● What you are asked to do
A complete response lists each line of the data below that includes the word "name".

'''

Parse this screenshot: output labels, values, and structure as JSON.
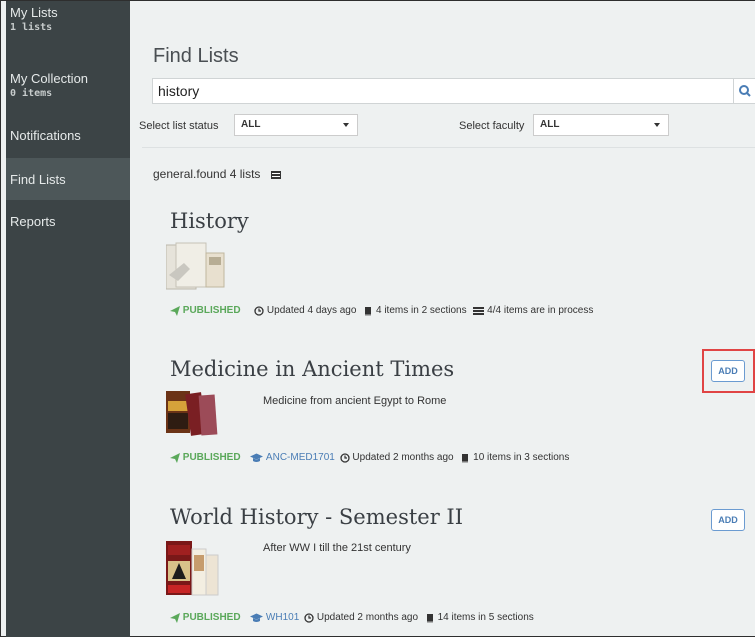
{
  "sidebar": {
    "items": [
      {
        "label": "My Lists",
        "sub": "1 lists"
      },
      {
        "label": "My Collection",
        "sub": "0 items"
      },
      {
        "label": "Notifications"
      },
      {
        "label": "Find Lists"
      },
      {
        "label": "Reports"
      }
    ]
  },
  "page": {
    "title": "Find Lists"
  },
  "search": {
    "value": "history"
  },
  "filters": {
    "status_label": "Select list status",
    "status_value": "ALL",
    "faculty_label": "Select faculty",
    "faculty_value": "ALL"
  },
  "results": {
    "found_text": "general.found 4 lists"
  },
  "lists": [
    {
      "title": "History",
      "status": "PUBLISHED",
      "updated": "Updated 4 days ago",
      "items": "4 items in 2 sections",
      "process": "4/4 items are in process"
    },
    {
      "title": "Medicine in Ancient Times",
      "description": "Medicine from ancient Egypt to Rome",
      "status": "PUBLISHED",
      "code": "ANC-MED1701",
      "updated": "Updated 2 months ago",
      "items": "10 items in 3 sections",
      "add_label": "ADD"
    },
    {
      "title": "World History - Semester II",
      "description": "After WW I till the 21st century",
      "status": "PUBLISHED",
      "code": "WH101",
      "updated": "Updated 2 months ago",
      "items": "14 items in 5 sections",
      "add_label": "ADD"
    }
  ],
  "colors": {
    "sidebar": "#3c4446",
    "published": "#5aa85a",
    "link": "#4a7db5",
    "highlight": "#e04444"
  }
}
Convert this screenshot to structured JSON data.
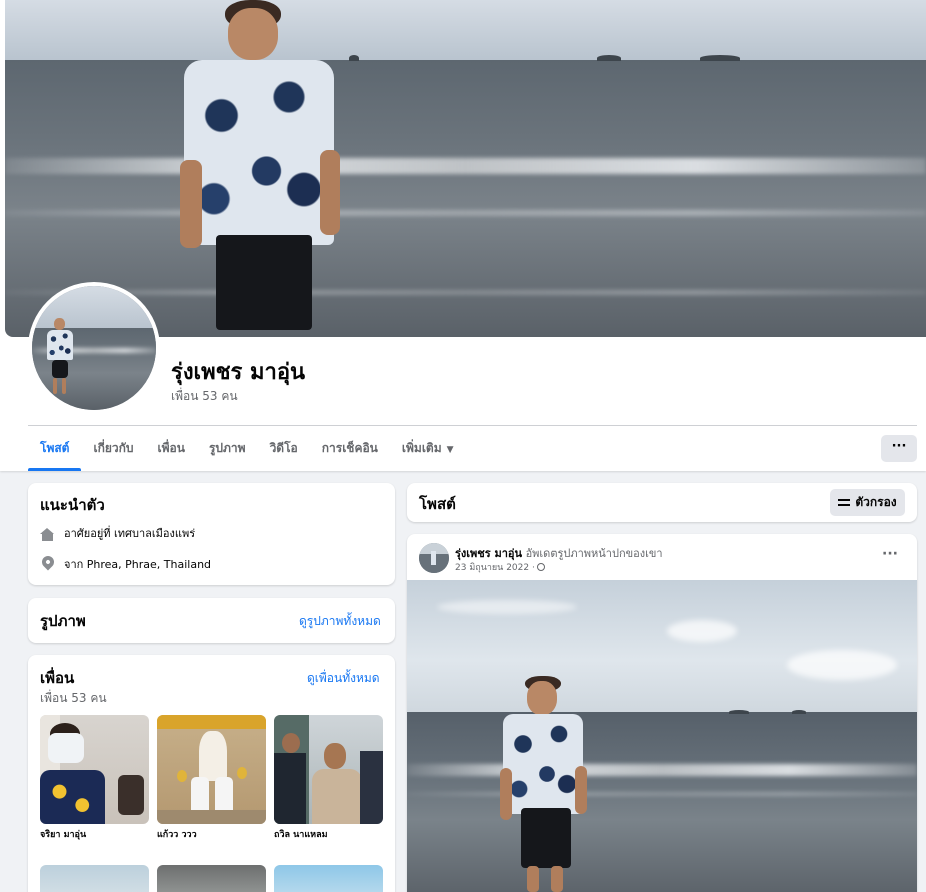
{
  "profile": {
    "name": "รุ่งเพชร มาอุ่น",
    "friends_count": "เพื่อน 53 คน"
  },
  "tabs": [
    {
      "label": "โพสต์",
      "active": true
    },
    {
      "label": "เกี่ยวกับ"
    },
    {
      "label": "เพื่อน"
    },
    {
      "label": "รูปภาพ"
    },
    {
      "label": "วิดีโอ"
    },
    {
      "label": "การเช็คอิน"
    },
    {
      "label": "เพิ่มเติม"
    }
  ],
  "more_button": "···",
  "intro": {
    "title": "แนะนำตัว",
    "lives_in": "อาศัยอยู่ที่ เทศบาลเมืองแพร่",
    "from": "จาก Phrea, Phrae, Thailand"
  },
  "photos": {
    "title": "รูปภาพ",
    "see_all": "ดูรูปภาพทั้งหมด"
  },
  "friends": {
    "title": "เพื่อน",
    "count": "เพื่อน 53 คน",
    "see_all": "ดูเพื่อนทั้งหมด",
    "list": [
      {
        "name": "จริยา มาอุ่น"
      },
      {
        "name": "แก้วว ววว"
      },
      {
        "name": "ถวิล นาแหลม"
      }
    ]
  },
  "posts_panel": {
    "title": "โพสต์",
    "filter_label": "ตัวกรอง"
  },
  "post": {
    "author": "รุ่งเพชร มาอุ่น",
    "action": "อัพเดตรูปภาพหน้าปกของเขา",
    "date": "23 มิถุนายน 2022 ·",
    "menu": "···"
  },
  "colors": {
    "accent": "#1877f2",
    "page_bg": "#f0f2f5",
    "secondary_text": "#65676b"
  }
}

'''

● The completed task
    "name": "รุ่งเพชร มาอุ่น",
        "name": "จริยา มาอุ่น"
        "name": "แก้วว ววว"
        "name": "ถวิล นาแหลม"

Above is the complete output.